doubtless, in some measure, indebted to the loyalty of
his father, Amias, who was marshal of the ceremonies
to Charles the First, in 1632, and shared as well in
the troubles of this unfortunate monarch as in the
exile of his son and successor. Moreover, two of
Amias’s brothers, officers in the army, were slain,
one in the service of the King of Bohemia, son-in-law
of James the First of England ; and the other during
the civil wars. Amias Andros was appointed bailiff
of Guernsey at the period of the coronation of Charles
the Second, in Scotland, in 1651, but he entered into
office only in 1661, after the restoration. Sir Edmund
succeeded his father as bailiff in 1674, being ap-

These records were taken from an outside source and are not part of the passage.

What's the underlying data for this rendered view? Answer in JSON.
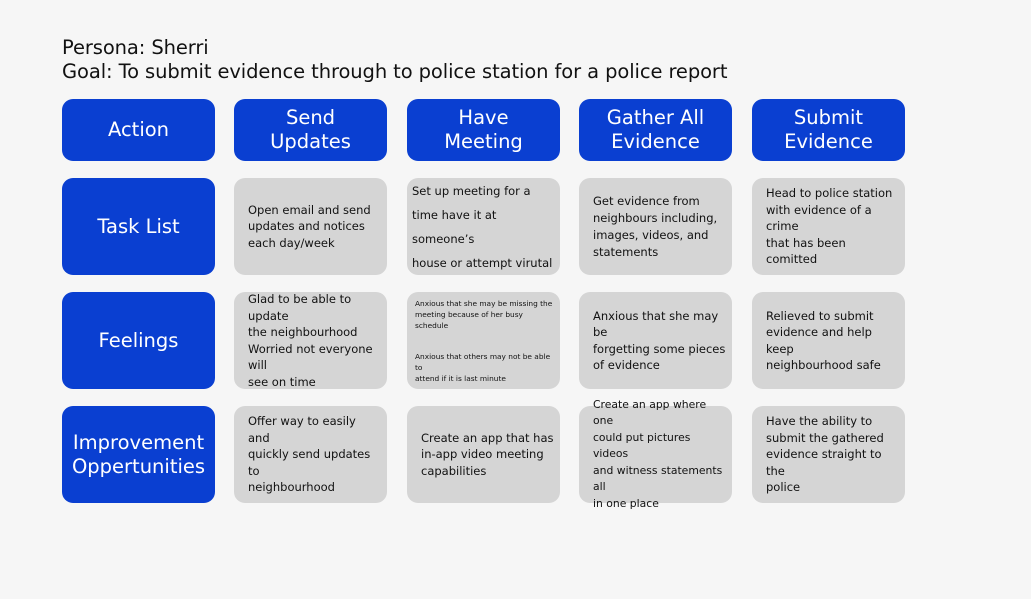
{
  "header": {
    "persona": "Persona: Sherri",
    "goal": "Goal: To submit evidence through to police station for a police report"
  },
  "rows": {
    "action": {
      "label": "Action",
      "cells": [
        "Send\nUpdates",
        "Have\nMeeting",
        "Gather All\nEvidence",
        "Submit\nEvidence"
      ]
    },
    "task_list": {
      "label": "Task List",
      "cells": [
        "Open email and send\nupdates and notices\neach day/week",
        "Set up meeting for a\ntime have it at someone’s\nhouse or attempt virutal",
        "Get evidence from\nneighbours including,\nimages,  videos, and\nstatements",
        "Head to police station\nwith evidence of a crime\nthat has been comitted"
      ]
    },
    "feelings": {
      "label": "Feelings",
      "cells": [
        [
          "Glad to be able to update\nthe neighbourhood",
          "Worried not everyone will\nsee on time"
        ],
        [
          "Anxious that she may be missing the\nmeeting because of her busy schedule",
          "Anxious that others may not be able to\nattend if it is last minute"
        ],
        "Anxious that she may be\nforgetting some pieces\nof evidence",
        "Relieved to submit\nevidence and help keep\nneighbourhood safe"
      ]
    },
    "improvement": {
      "label": "Improvement\nOppertunities",
      "cells": [
        "Offer way to easily and\nquickly send updates to\nneighbourhood",
        "Create an app that has\nin-app video meeting\ncapabilities",
        "Create an app where one\ncould put pictures videos\nand witness statements all\nin one place",
        "Have the ability to\nsubmit the gathered\nevidence straight to the\npolice"
      ]
    }
  }
}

pointed for life, with power to nominate a lieutenant-
bailiff, and he conferred that office on his uncle,
Charles Andros, esq., seigneur of the fief d’Anneville.

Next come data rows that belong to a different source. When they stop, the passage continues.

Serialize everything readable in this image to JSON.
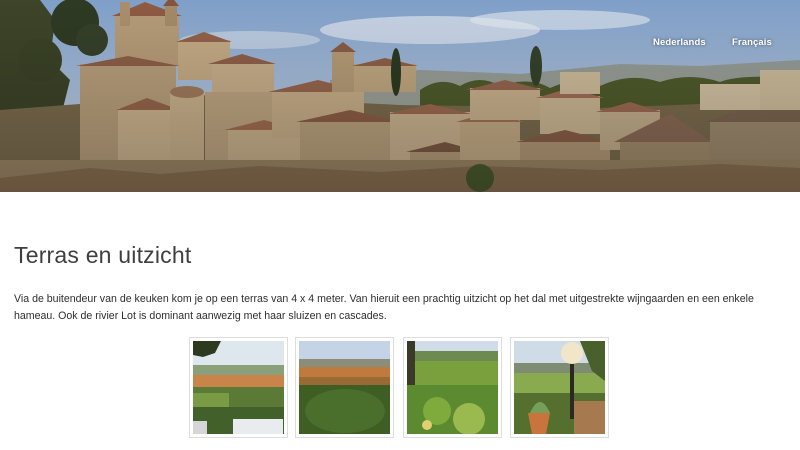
{
  "header": {
    "languages": [
      {
        "label": "Nederlands"
      },
      {
        "label": "Français"
      }
    ]
  },
  "main": {
    "title": "Terras en uitzicht",
    "intro": "Via de buitendeur van de keuken kom je op een terras van 4 x 4 meter. Van hieruit een prachtig uitzicht op het dal met uitgestrekte wijngaarden en een enkele hameau. Ook de rivier Lot is dominant aanwezig met haar sluizen en cascades.",
    "gallery": [
      {
        "subject": "terrace-table-view-photo"
      },
      {
        "subject": "valley-vineyards-photo"
      },
      {
        "subject": "garden-valley-photo"
      },
      {
        "subject": "terrace-lamp-plants-photo"
      }
    ]
  },
  "colors": {
    "sky": "#b9cde6",
    "stone": "#b9a07f",
    "roof": "#9a6a4f",
    "text": "#333333"
  }
}
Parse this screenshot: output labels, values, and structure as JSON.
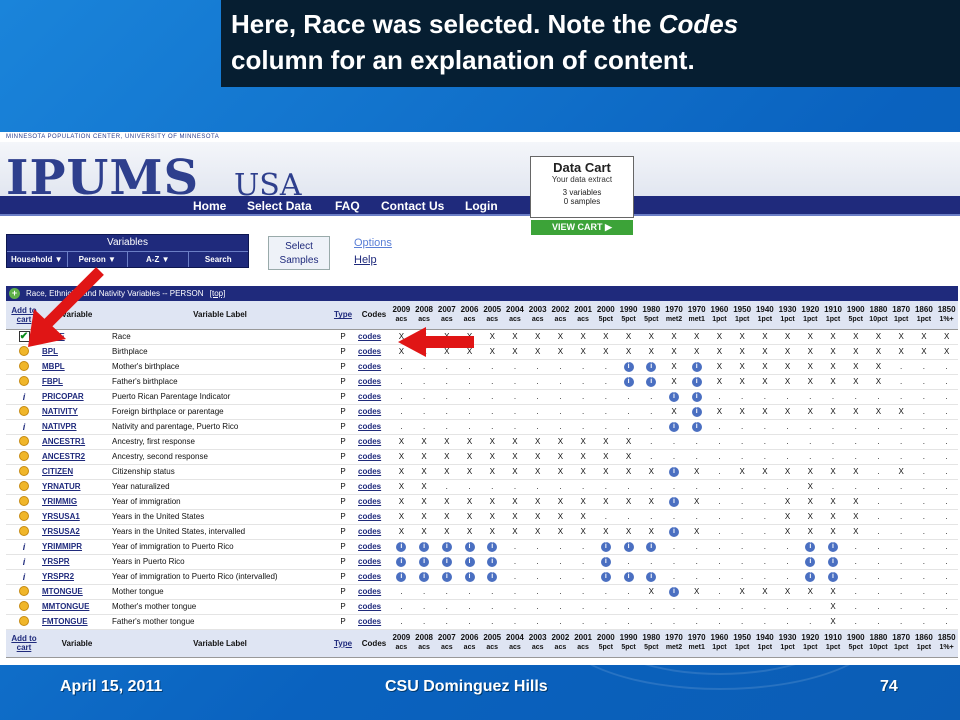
{
  "caption": {
    "line1a": "Here, Race was selected. Note the ",
    "line1b": "Codes",
    "line2": "column for an explanation of content."
  },
  "site": {
    "org": "MINNESOTA POPULATION CENTER, UNIVERSITY OF MINNESOTA",
    "brand": "IPUMS",
    "brand_suffix": "USA",
    "nav": [
      "Home",
      "Select Data",
      "FAQ",
      "Contact Us",
      "Login"
    ],
    "cart": {
      "title": "Data Cart",
      "subtitle": "Your data extract",
      "variables": "3  variables",
      "samples": "0  samples",
      "view": "VIEW CART"
    },
    "variables_title": "Variables",
    "menu": [
      "Household",
      "Person",
      "A-Z",
      "Search"
    ],
    "select_samples": "Select Samples",
    "options": "Options",
    "help": "Help",
    "section": "Race, Ethnicity, and Nativity Variables -- PERSON",
    "top": "[top]"
  },
  "table": {
    "headers": {
      "add": "Add to cart",
      "variable": "Variable",
      "label": "Variable Label",
      "type": "Type",
      "codes": "Codes"
    },
    "years": [
      [
        "2009",
        "acs"
      ],
      [
        "2008",
        "acs"
      ],
      [
        "2007",
        "acs"
      ],
      [
        "2006",
        "acs"
      ],
      [
        "2005",
        "acs"
      ],
      [
        "2004",
        "acs"
      ],
      [
        "2003",
        "acs"
      ],
      [
        "2002",
        "acs"
      ],
      [
        "2001",
        "acs"
      ],
      [
        "2000",
        "5pct"
      ],
      [
        "1990",
        "5pct"
      ],
      [
        "1980",
        "5pct"
      ],
      [
        "1970",
        "met2"
      ],
      [
        "1970",
        "met1"
      ],
      [
        "1960",
        "1pct"
      ],
      [
        "1950",
        "1pct"
      ],
      [
        "1940",
        "1pct"
      ],
      [
        "1930",
        "1pct"
      ],
      [
        "1920",
        "1pct"
      ],
      [
        "1910",
        "1pct"
      ],
      [
        "1900",
        "5pct"
      ],
      [
        "1880",
        "10pct"
      ],
      [
        "1870",
        "1pct"
      ],
      [
        "1860",
        "1pct"
      ],
      [
        "1850",
        "1%+"
      ]
    ],
    "rows": [
      {
        "icon": "check",
        "name": "RACE",
        "label": "Race",
        "type": "P",
        "codes": "codes",
        "cells": "XXXXXXXXXXXXXXXXXXXXXXXXX"
      },
      {
        "icon": "add",
        "name": "BPL",
        "label": "Birthplace",
        "type": "P",
        "codes": "codes",
        "cells": "XXXXXXXXXXXXXXXXXXXXXXXXX"
      },
      {
        "icon": "add",
        "name": "MBPL",
        "label": "Mother's birthplace",
        "type": "P",
        "codes": "codes",
        "cells": "..........iiXiXXXXXXXX..."
      },
      {
        "icon": "add",
        "name": "FBPL",
        "label": "Father's birthplace",
        "type": "P",
        "codes": "codes",
        "cells": "..........iiXiXXXXXXXX..."
      },
      {
        "icon": "ital",
        "name": "PRICOPAR",
        "label": "Puerto Rican Parentage Indicator",
        "type": "P",
        "codes": "codes",
        "cells": "............ii..........."
      },
      {
        "icon": "add",
        "name": "NATIVITY",
        "label": "Foreign birthplace or parentage",
        "type": "P",
        "codes": "codes",
        "cells": "............XiXXXXXXXXX.."
      },
      {
        "icon": "ital",
        "name": "NATIVPR",
        "label": "Nativity and parentage, Puerto Rico",
        "type": "P",
        "codes": "codes",
        "cells": "............ii..........."
      },
      {
        "icon": "add",
        "name": "ANCESTR1",
        "label": "Ancestry, first response",
        "type": "P",
        "codes": "codes",
        "cells": "XXXXXXXXXXX.............."
      },
      {
        "icon": "add",
        "name": "ANCESTR2",
        "label": "Ancestry, second response",
        "type": "P",
        "codes": "codes",
        "cells": "XXXXXXXXXXX.............."
      },
      {
        "icon": "add",
        "name": "CITIZEN",
        "label": "Citizenship status",
        "type": "P",
        "codes": "codes",
        "cells": "XXXXXXXXXXXXiX.XXXXXX.X.."
      },
      {
        "icon": "add",
        "name": "YRNATUR",
        "label": "Year naturalized",
        "type": "P",
        "codes": "codes",
        "cells": "XX................X......"
      },
      {
        "icon": "add",
        "name": "YRIMMIG",
        "label": "Year of immigration",
        "type": "P",
        "codes": "codes",
        "cells": "XXXXXXXXXXXXiX...XXXX...."
      },
      {
        "icon": "add",
        "name": "YRSUSA1",
        "label": "Years in the United States",
        "type": "P",
        "codes": "codes",
        "cells": "XXXXXXXXX........XXXX...."
      },
      {
        "icon": "add",
        "name": "YRSUSA2",
        "label": "Years in the United States, intervalled",
        "type": "P",
        "codes": "codes",
        "cells": "XXXXXXXXXXXXiX...XXXX...."
      },
      {
        "icon": "ital",
        "name": "YRIMMIPR",
        "label": "Year of immigration to Puerto Rico",
        "type": "P",
        "codes": "codes",
        "cells": "iiiii....iii......ii....."
      },
      {
        "icon": "ital",
        "name": "YRSPR",
        "label": "Years in Puerto Rico",
        "type": "P",
        "codes": "codes",
        "cells": "iiiii....i........ii....."
      },
      {
        "icon": "ital",
        "name": "YRSPR2",
        "label": "Year of immigration to Puerto Rico (intervalled)",
        "type": "P",
        "codes": "codes",
        "cells": "iiiii....iii......ii....."
      },
      {
        "icon": "add",
        "name": "MTONGUE",
        "label": "Mother tongue",
        "type": "P",
        "codes": "codes",
        "cells": "...........XiX.XXXXX....."
      },
      {
        "icon": "add",
        "name": "MMTONGUE",
        "label": "Mother's mother tongue",
        "type": "P",
        "codes": "codes",
        "cells": "...................X....."
      },
      {
        "icon": "add",
        "name": "FMTONGUE",
        "label": "Father's mother tongue",
        "type": "P",
        "codes": "codes",
        "cells": "...................X....."
      }
    ]
  },
  "footer": {
    "date": "April 15, 2011",
    "center": "CSU Dominguez Hills",
    "page": "74"
  }
}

During his eventful career, Sir Edmund was first
governor of New York ; next governor of New Eng-
land, New York, and New Jersey ; and lastly gover-
nor of Virginia.* He was a colonel of dragoons, and
was knighted in 1681. Queen Anne constituted Sir
Edmund lieutenant-governor of the island ; and that
he might the better attend to the duties of this latter
situation, she dispensed with his executing the office
of bailiff during the time that he acted as lieutenant-
Sir Edmond died childless and by his will bequeathed Alderney to his nephew,
George Andros, whose death in the same year was shortly followed by that of his only
child in 1721
The Guernsey family of Andros was remarkable for its attachment to the Stuarts.
23.4.1743. Charles Andros for his wife Rachel de Garis pays to the heirs of Rachel de
Garis, wife of Thomas (“de la Couture”) Le Mesurier
More on the family here:
Commander: Samuel Pariollo.
Burden: 20 tons.
Owners: John Renouf of Guernsey and Thomas Andros.
Lieutenant: Peter Herrival.
Master: John Goboit.
Boatswain: Michael le Pettevin.
Gunner: Robert Richards.
Carpenter: Peter du Pacque.
Doctor: Peter Renoudin.
Cook: Peter Dupré.
Armament: 4 guns.
|Date:||1696 June 10|
Commander: John Jarzee. (de Jersey?)
Burden: 50 tons.
Owners: William Mangier, Elias Monamy and Thomas Halla of Guernsey, merchants.
Lieutenant: James Bonamy.
Gunner: Thomas Penham.
Boatswain: Peter Seaman.
Carpenter: Matthew Andros.
Cook: John Robertson.
Armament: 8 guns.
|Date:||1710 September 4|
Commander: Elias de la Roche.
Burden: 25 tons.
Owners: Thomas le Mesurier, Nicholas le Pelley, John Winn, Leonard le Mesurier, John Tomes, John Tupper, Thomas Andrews and Thomas Burnett.
Lieutenant: John Man.
Master: Philip Cartwright.
Boatswain: Andrew Smith.
Gunner: Roger Wilmott.
Carpenter: John Jones.
Doctor: Richard Brown.
Cook: James Wild.
Armament: 6 guns.
|Date:||1697 April 21|
Seale 0063 Charles Hayne to John Seale 14 Feb. 1737
Received 2 letters from J.S. Hoped the Porter had come, given into Jewell’s charge to go on Capt. Andrews’ ship. J.S.asked if he still wanted gun, coffee cups by Revee’s